**About this task**
Return each line of the listing that follows in which the string "title" can be found.

**Information shown**
****

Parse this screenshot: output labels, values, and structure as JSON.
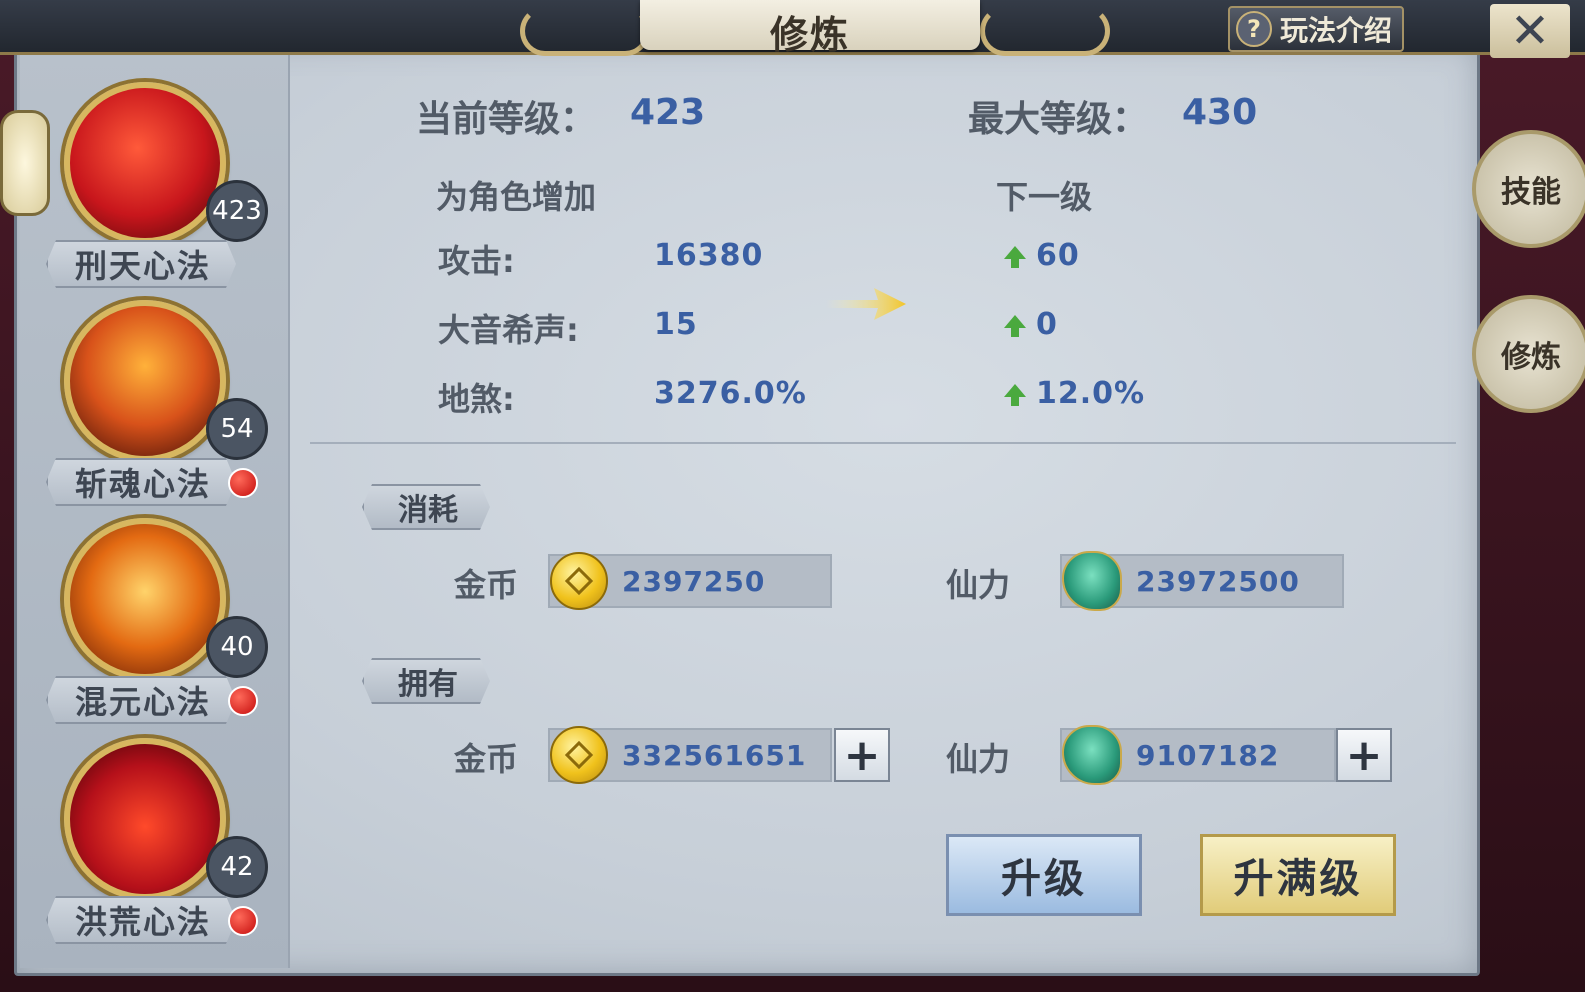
{
  "window": {
    "title": "修炼",
    "help_label": "玩法介绍",
    "close_label": "✕"
  },
  "side_tabs": [
    {
      "label": "技能"
    },
    {
      "label": "修炼"
    }
  ],
  "skills": [
    {
      "name": "刑天心法",
      "level": "423",
      "has_dot": false,
      "color": "#c8161c"
    },
    {
      "name": "斩魂心法",
      "level": "54",
      "has_dot": true,
      "color": "#d8521a"
    },
    {
      "name": "混元心法",
      "level": "40",
      "has_dot": true,
      "color": "#e36a12"
    },
    {
      "name": "洪荒心法",
      "level": "42",
      "has_dot": true,
      "color": "#b5101a"
    }
  ],
  "levels": {
    "current_label": "当前等级：",
    "current_value": "423",
    "max_label": "最大等级：",
    "max_value": "430"
  },
  "stats": {
    "add_header": "为角色增加",
    "next_header": "下一级",
    "rows": [
      {
        "label": "攻击:",
        "value": "16380",
        "next": "60"
      },
      {
        "label": "大音希声:",
        "value": "15",
        "next": "0"
      },
      {
        "label": "地煞:",
        "value": "3276.0%",
        "next": "12.0%"
      }
    ]
  },
  "cost": {
    "tag": "消耗",
    "gold_label": "金币",
    "gold_value": "2397250",
    "power_label": "仙力",
    "power_value": "23972500"
  },
  "owned": {
    "tag": "拥有",
    "gold_label": "金币",
    "gold_value": "332561651",
    "power_label": "仙力",
    "power_value": "9107182",
    "plus": "+"
  },
  "buttons": {
    "upgrade": "升级",
    "upgrade_max": "升满级"
  },
  "colors": {
    "value_blue": "#3a5fa3",
    "up_green": "#4aa93e",
    "gold_accent": "#d7b760"
  }
}
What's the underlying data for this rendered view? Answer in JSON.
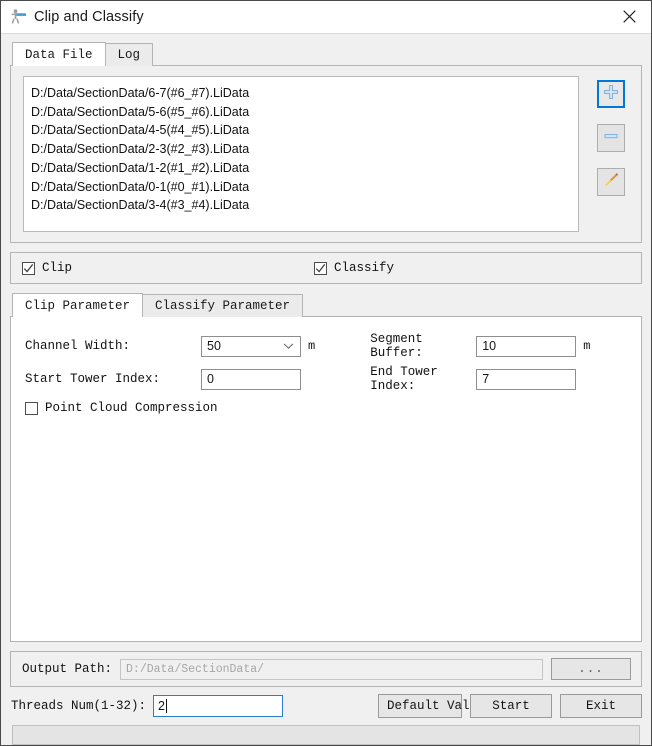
{
  "window": {
    "title": "Clip and Classify",
    "icon": "app-figure-icon",
    "close_label": "✕"
  },
  "main_tabs": [
    {
      "label": "Data File",
      "active": true
    },
    {
      "label": "Log",
      "active": false
    }
  ],
  "data_file": {
    "files": [
      "D:/Data/SectionData/6-7(#6_#7).LiData",
      "D:/Data/SectionData/5-6(#5_#6).LiData",
      "D:/Data/SectionData/4-5(#4_#5).LiData",
      "D:/Data/SectionData/2-3(#2_#3).LiData",
      "D:/Data/SectionData/1-2(#1_#2).LiData",
      "D:/Data/SectionData/0-1(#0_#1).LiData",
      "D:/Data/SectionData/3-4(#3_#4).LiData"
    ],
    "buttons": [
      {
        "name": "add-file-button",
        "icon": "plus-icon",
        "focused": true
      },
      {
        "name": "remove-file-button",
        "icon": "minus-icon",
        "focused": false
      },
      {
        "name": "clear-files-button",
        "icon": "brush-icon",
        "focused": false
      }
    ]
  },
  "enable": {
    "clip_label": "Clip",
    "clip_checked": true,
    "classify_label": "Classify",
    "classify_checked": true
  },
  "param_tabs": [
    {
      "label": "Clip Parameter",
      "active": true
    },
    {
      "label": "Classify Parameter",
      "active": false
    }
  ],
  "clip_parameter": {
    "channel_width_label": "Channel Width:",
    "channel_width_value": "50",
    "channel_width_unit": "m",
    "segment_buffer_label": "Segment Buffer:",
    "segment_buffer_value": "10",
    "segment_buffer_unit": "m",
    "start_tower_label": "Start Tower Index:",
    "start_tower_value": "0",
    "end_tower_label": "End Tower Index:",
    "end_tower_value": "7",
    "compression_label": "Point Cloud Compression",
    "compression_checked": false
  },
  "output": {
    "label": "Output Path:",
    "value": "D:/Data/SectionData/",
    "browse_label": "..."
  },
  "footer": {
    "threads_label": "Threads Num(1-32):",
    "threads_value": "2",
    "default_label": "Default Value",
    "start_label": "Start",
    "exit_label": "Exit",
    "progress_percent": 0
  },
  "colors": {
    "accent": "#0078d7",
    "window_bg": "#f0f0f0",
    "field_bg": "#ffffff"
  }
}
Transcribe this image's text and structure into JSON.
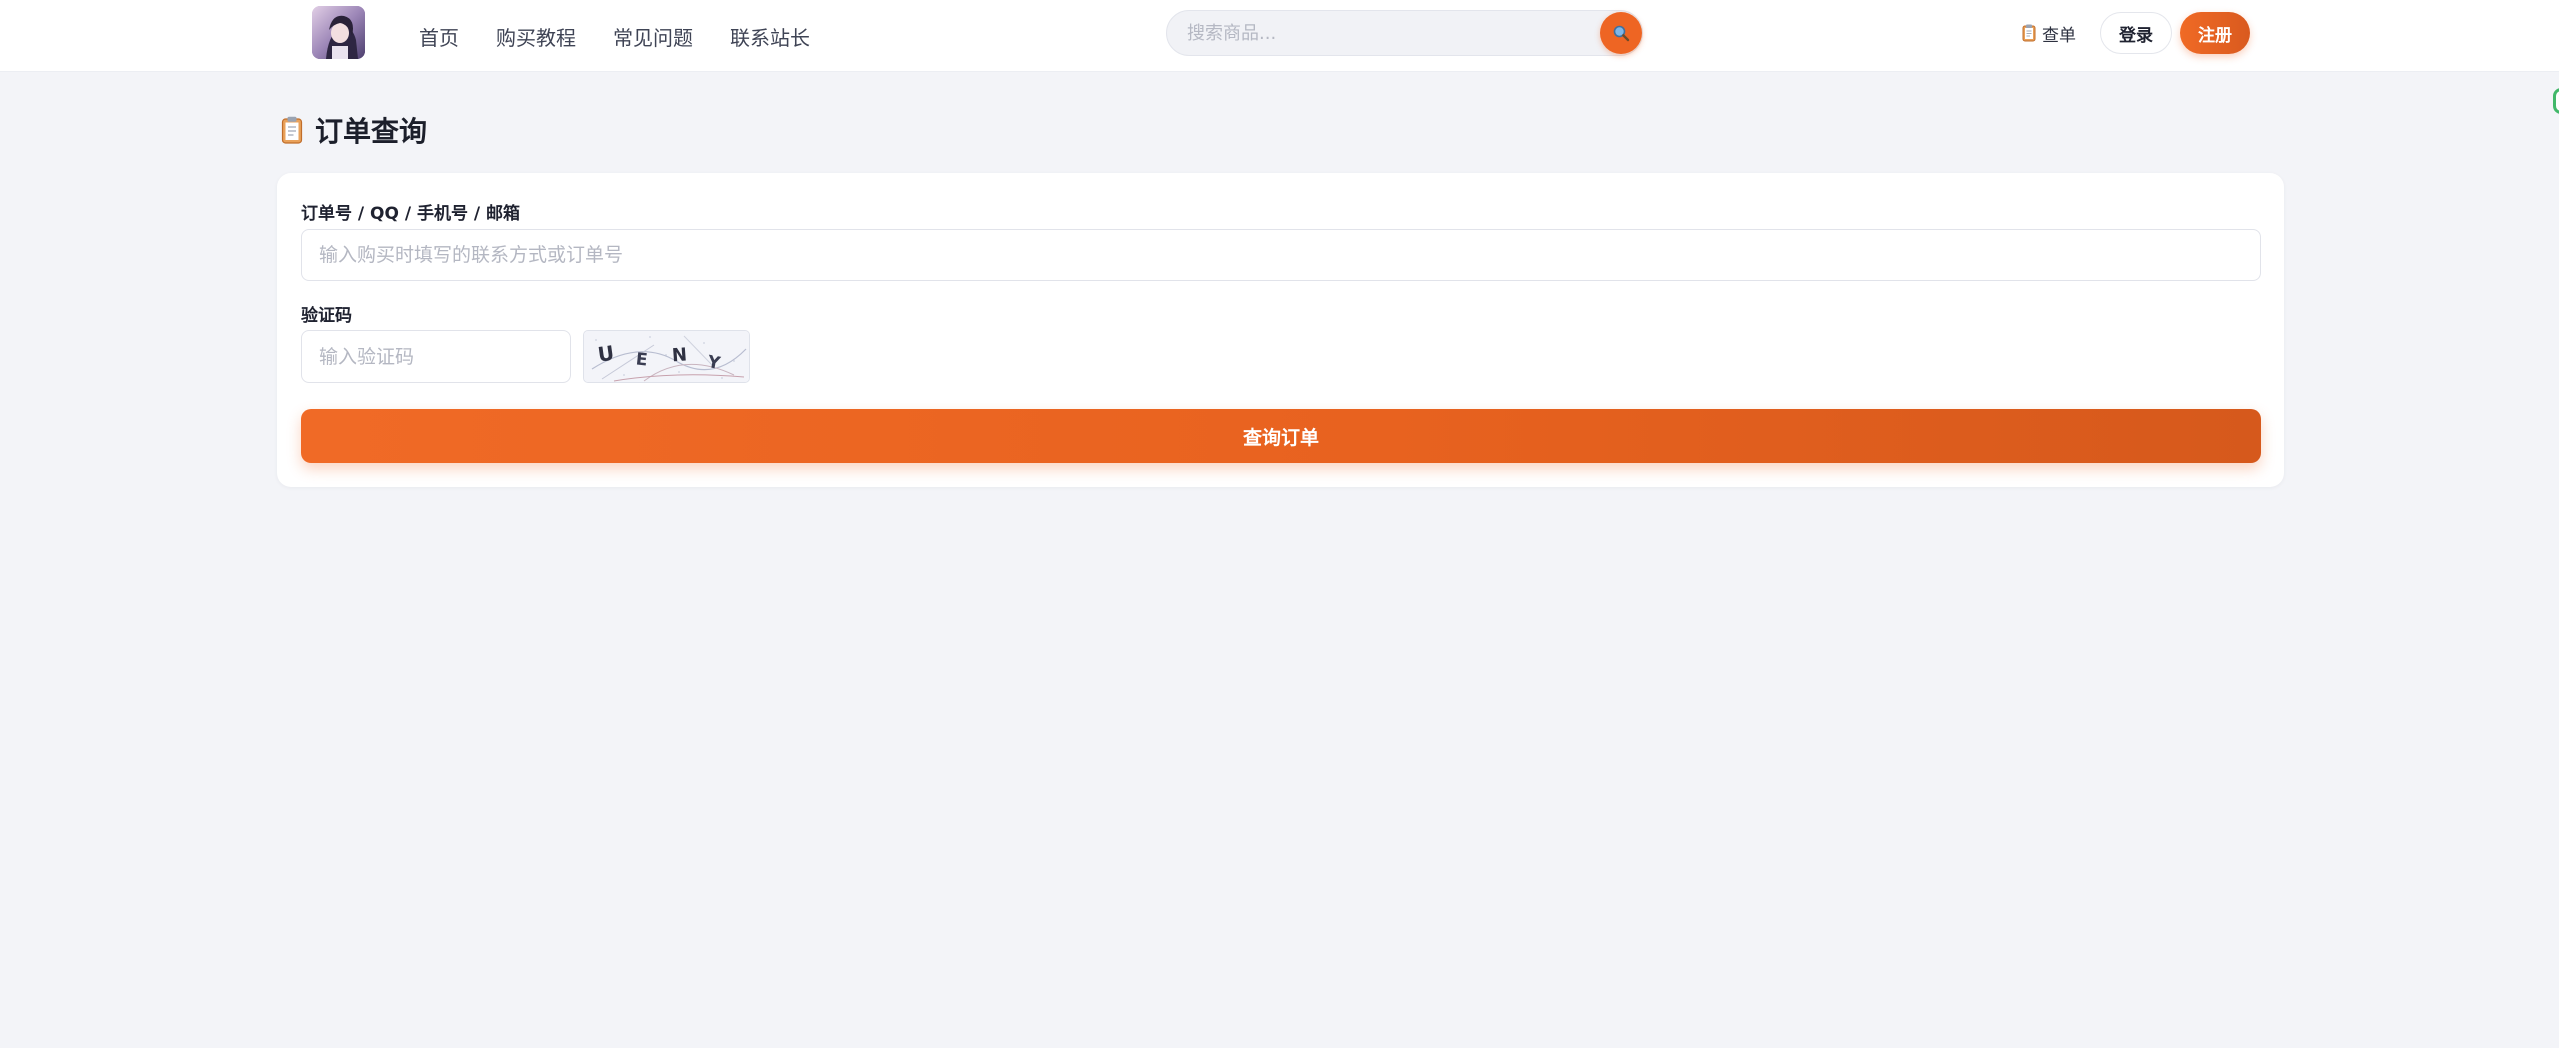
{
  "header": {
    "nav": [
      "首页",
      "购买教程",
      "常见问题",
      "联系站长"
    ],
    "search": {
      "placeholder": "搜索商品..."
    },
    "order_link": "查单",
    "login": "登录",
    "register": "注册"
  },
  "page": {
    "title": "订单查询"
  },
  "form": {
    "query_label": "订单号 / QQ / 手机号 / 邮箱",
    "query_placeholder": "输入购买时填写的联系方式或订单号",
    "captcha_label": "验证码",
    "captcha_placeholder": "输入验证码",
    "captcha_text": [
      "U",
      "E",
      "N",
      "Y"
    ],
    "submit": "查询订单"
  },
  "colors": {
    "accent": "#ee6523",
    "background": "#f3f4f8",
    "card": "#ffffff"
  },
  "icons": {
    "search_button": "search-icon",
    "order_link": "clipboard-icon",
    "title": "clipboard-icon"
  }
}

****

**Final answer**
    "title": "修炼",
    "title": "Clip and Classify",
    "title": "订单查询"
    "title": "clipboard-icon"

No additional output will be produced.